Spitzer Eyes the Bullet Cluster
Sig14 015a

Observation • June 12th, 2014 • sig14-015a


This image shows two clusters of galaxies colliding with one another, the smaller one being known as the Bullet Cluster. NASA's Spitzer Space Telescope obtained these observations during the telescope's warm mission phase, following the depletion of its liquid coolant in 2009.

Spitzer, along with the Hubble Space Telescope, targeted the Bullet Cluster as part of the Spitzer UltRaFaint Survey, or SURFS UP. The joint project will image 10 massive, foreground galaxy clusters whose strong gravity magnifies the light of background objects. This so-called cosmic lensing causes objects such as the distant, dim, young galaxies that SURFS UP is investigating, to appear more than 10 times brighter than they normally would, allowing the team to study the stars within them.

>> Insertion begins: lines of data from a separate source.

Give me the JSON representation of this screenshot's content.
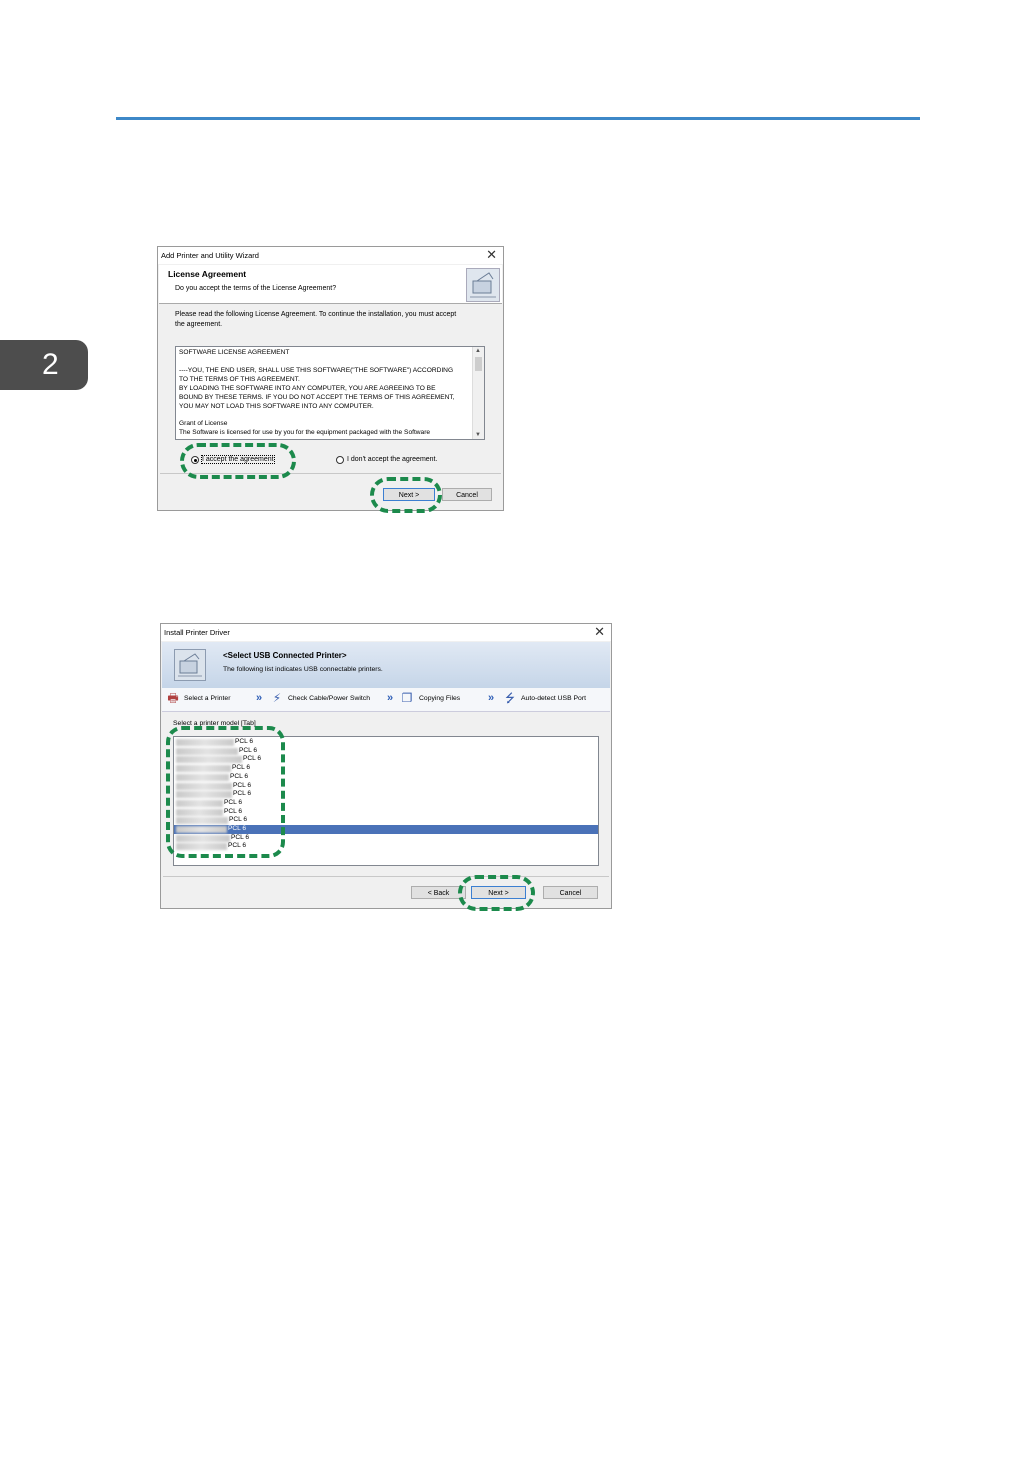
{
  "page": {
    "chapter_tab": "2"
  },
  "dialog1": {
    "title": "Add Printer and Utility Wizard",
    "header_title": "License Agreement",
    "header_subtitle": "Do you accept the terms of the License Agreement?",
    "intro_line1": "Please read the following License Agreement. To continue the installation, you must accept",
    "intro_line2": "the agreement.",
    "license_lines": [
      "SOFTWARE LICENSE AGREEMENT",
      "",
      "----YOU, THE END USER, SHALL USE THIS SOFTWARE(\"THE SOFTWARE\") ACCORDING",
      "TO THE TERMS OF THIS AGREEMENT.",
      "BY LOADING THE SOFTWARE INTO ANY COMPUTER, YOU ARE AGREEING TO BE",
      "BOUND BY THESE TERMS. IF YOU DO NOT ACCEPT THE TERMS OF THIS AGREEMENT,",
      "YOU MAY NOT LOAD THIS SOFTWARE INTO ANY COMPUTER.",
      "",
      "Grant of License",
      "The Software is licensed for use by you for the equipment packaged with the Software"
    ],
    "radio_accept": "I accept the agreement",
    "radio_decline": "I don't accept the agreement.",
    "accept_selected": true,
    "next_label": "Next >",
    "cancel_label": "Cancel"
  },
  "dialog2": {
    "title": "Install Printer Driver",
    "banner_title": "<Select USB Connected Printer>",
    "banner_subtitle": "The following list indicates USB connectable printers.",
    "steps": [
      {
        "label": "Select a Printer",
        "icon": "printer-icon"
      },
      {
        "label": "Check Cable/Power Switch",
        "icon": "plug-icon"
      },
      {
        "label": "Copying Files",
        "icon": "copy-files-icon"
      },
      {
        "label": "Auto-detect USB Port",
        "icon": "usb-icon"
      }
    ],
    "list_label": "Select a printer model [Tab]",
    "printers": [
      {
        "suffix": "PCL 6",
        "selected": false
      },
      {
        "suffix": "PCL 6",
        "selected": false
      },
      {
        "suffix": "PCL 6",
        "selected": false
      },
      {
        "suffix": "PCL 6",
        "selected": false
      },
      {
        "suffix": "PCL 6",
        "selected": false
      },
      {
        "suffix": "PCL 6",
        "selected": false
      },
      {
        "suffix": "PCL 6",
        "selected": false
      },
      {
        "suffix": "PCL 6",
        "selected": false
      },
      {
        "suffix": "PCL 6",
        "selected": false
      },
      {
        "suffix": "PCL 6",
        "selected": false
      },
      {
        "suffix": "PCL 6",
        "selected": true
      },
      {
        "suffix": "PCL 6",
        "selected": false
      },
      {
        "suffix": "PCL 6",
        "selected": false
      }
    ],
    "back_label": "< Back",
    "next_label": "Next >",
    "cancel_label": "Cancel"
  },
  "colors": {
    "accent_rule": "#3d88c8",
    "callout": "#1c8a4c",
    "selection": "#4a72b8"
  }
}
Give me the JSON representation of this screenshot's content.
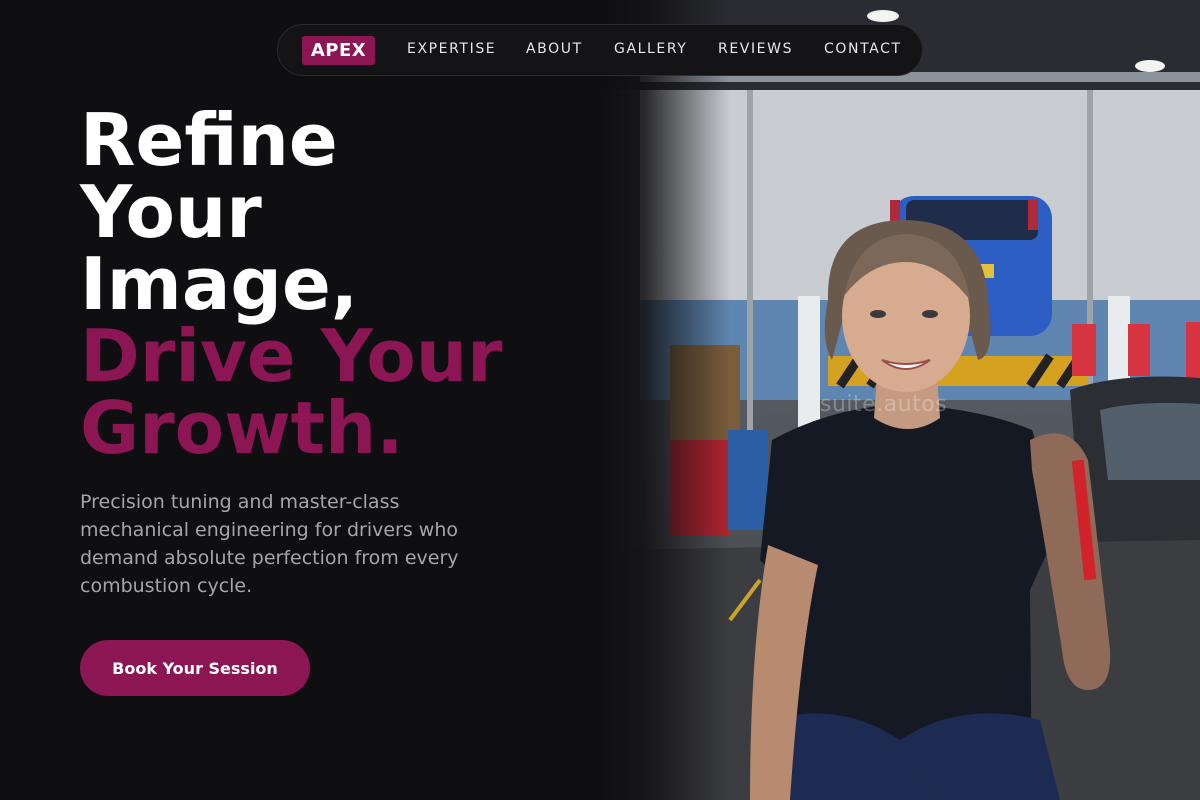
{
  "brand": {
    "logo_text": "APEX",
    "accent_color": "#8c1553"
  },
  "nav": {
    "links": [
      "EXPERTISE",
      "ABOUT",
      "GALLERY",
      "REVIEWS",
      "CONTACT"
    ]
  },
  "hero": {
    "headline_lines": [
      "Refine",
      "Your",
      "Image,"
    ],
    "headline_accent_lines": [
      "Drive Your",
      "Growth."
    ],
    "subcopy": "Precision tuning and master-class mechanical engineering for drivers who demand absolute perfection from every combustion cycle.",
    "cta_label": "Book Your Session",
    "photo_watermark": "suite.autos"
  }
}
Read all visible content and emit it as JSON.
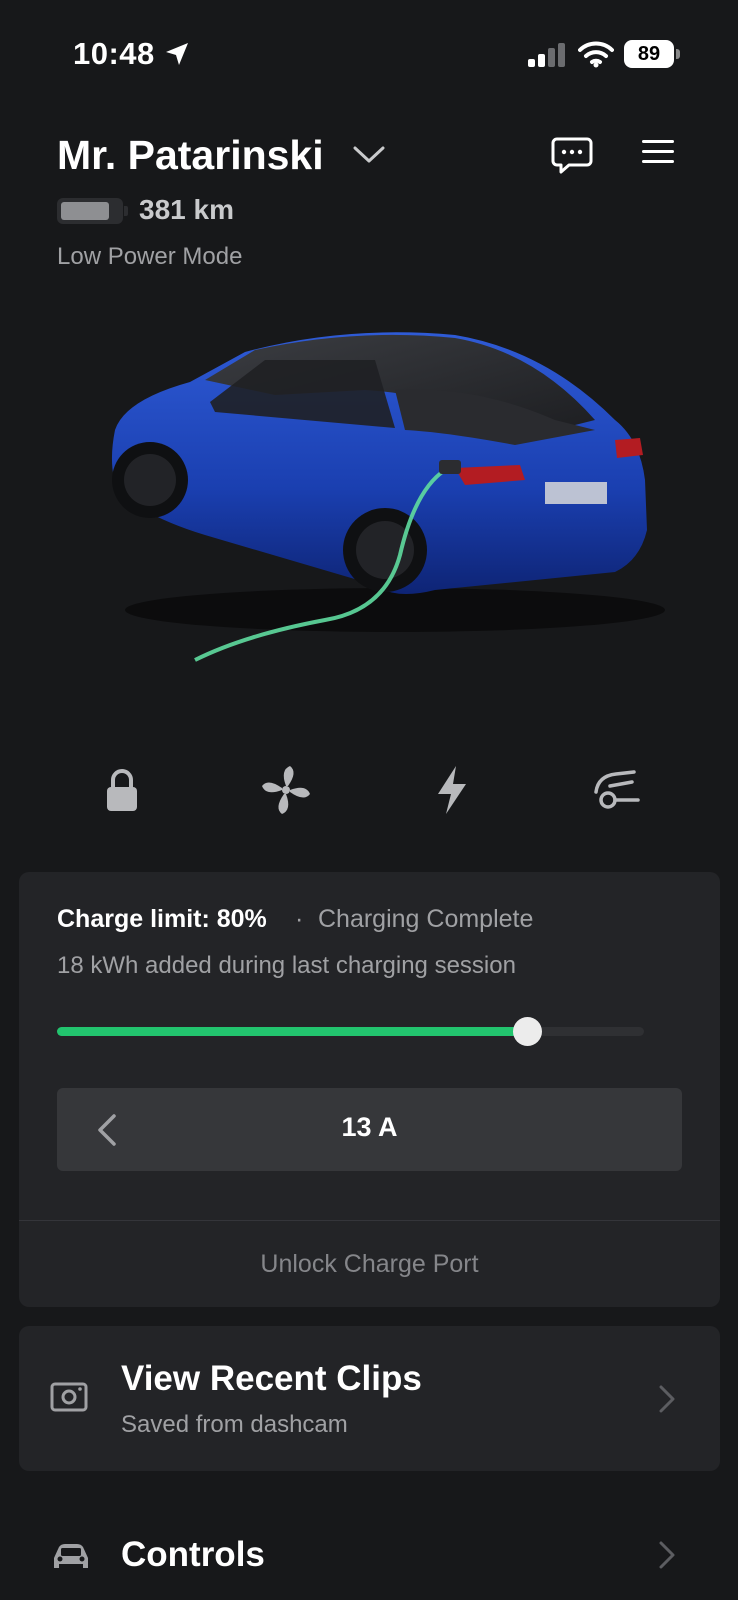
{
  "status_bar": {
    "time": "10:48",
    "battery_percent": "89"
  },
  "header": {
    "vehicle_name": "Mr. Patarinski",
    "range": "381 km",
    "power_mode": "Low Power Mode"
  },
  "quick_actions": [
    {
      "name": "lock",
      "icon": "lock-icon"
    },
    {
      "name": "climate",
      "icon": "fan-icon"
    },
    {
      "name": "charge",
      "icon": "bolt-icon"
    },
    {
      "name": "charge-port",
      "icon": "charge-port-icon"
    }
  ],
  "charging": {
    "charge_limit_label": "Charge limit: 80%",
    "separator": "·",
    "status": "Charging Complete",
    "energy_added": "18 kWh added during last charging session",
    "charge_limit_fraction": 0.8,
    "amperage": "13 A",
    "unlock_label": "Unlock Charge Port",
    "accent_color": "#22c46e"
  },
  "clips": {
    "title": "View Recent Clips",
    "subtitle": "Saved from dashcam"
  },
  "controls": {
    "label": "Controls"
  }
}
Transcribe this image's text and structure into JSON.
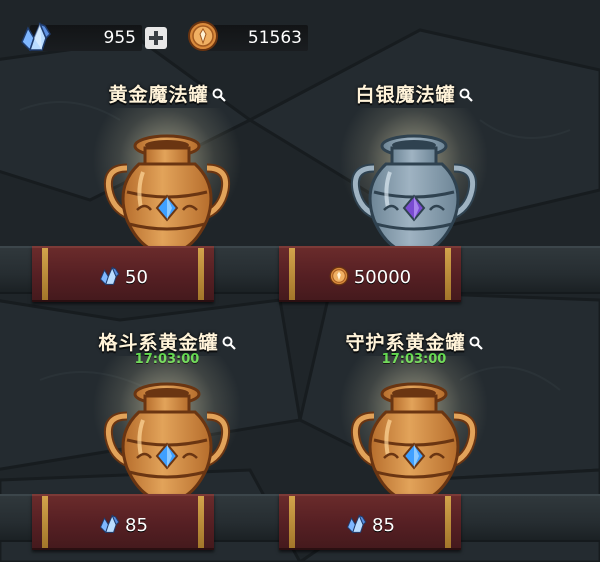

At least one distant, young galaxy has been detected far behind the bullet cluster but magnified by its gravitational lens effect. The overall reddish hue of starlight visible to Spitzer in this distant, young galaxy indicates that the stars in it are already mature. The findings therefore push back the time when the first stars and galaxies arose and began ending a cosmic period known as the Dark Ages.

These Spitzer observations at wavelengths of 3.5 and 4.6 microns are shown in blue and red, respectively.

About the Object

Bullet Cluster
Galaxy > Grouping > Cluster
Cosmology > Phenomenon > Lensing

Color Mapping

Band Wavelength Telescope
Infrared 3.6 µm Spitzer IRAC
Infrared 4.5 µm Spitzer IRAC


Position ()
RA =6h 58m 45.9s
Dec = -55° 56' 55.6"
Field of View
7.5 x 7.5 arcminutes
North is up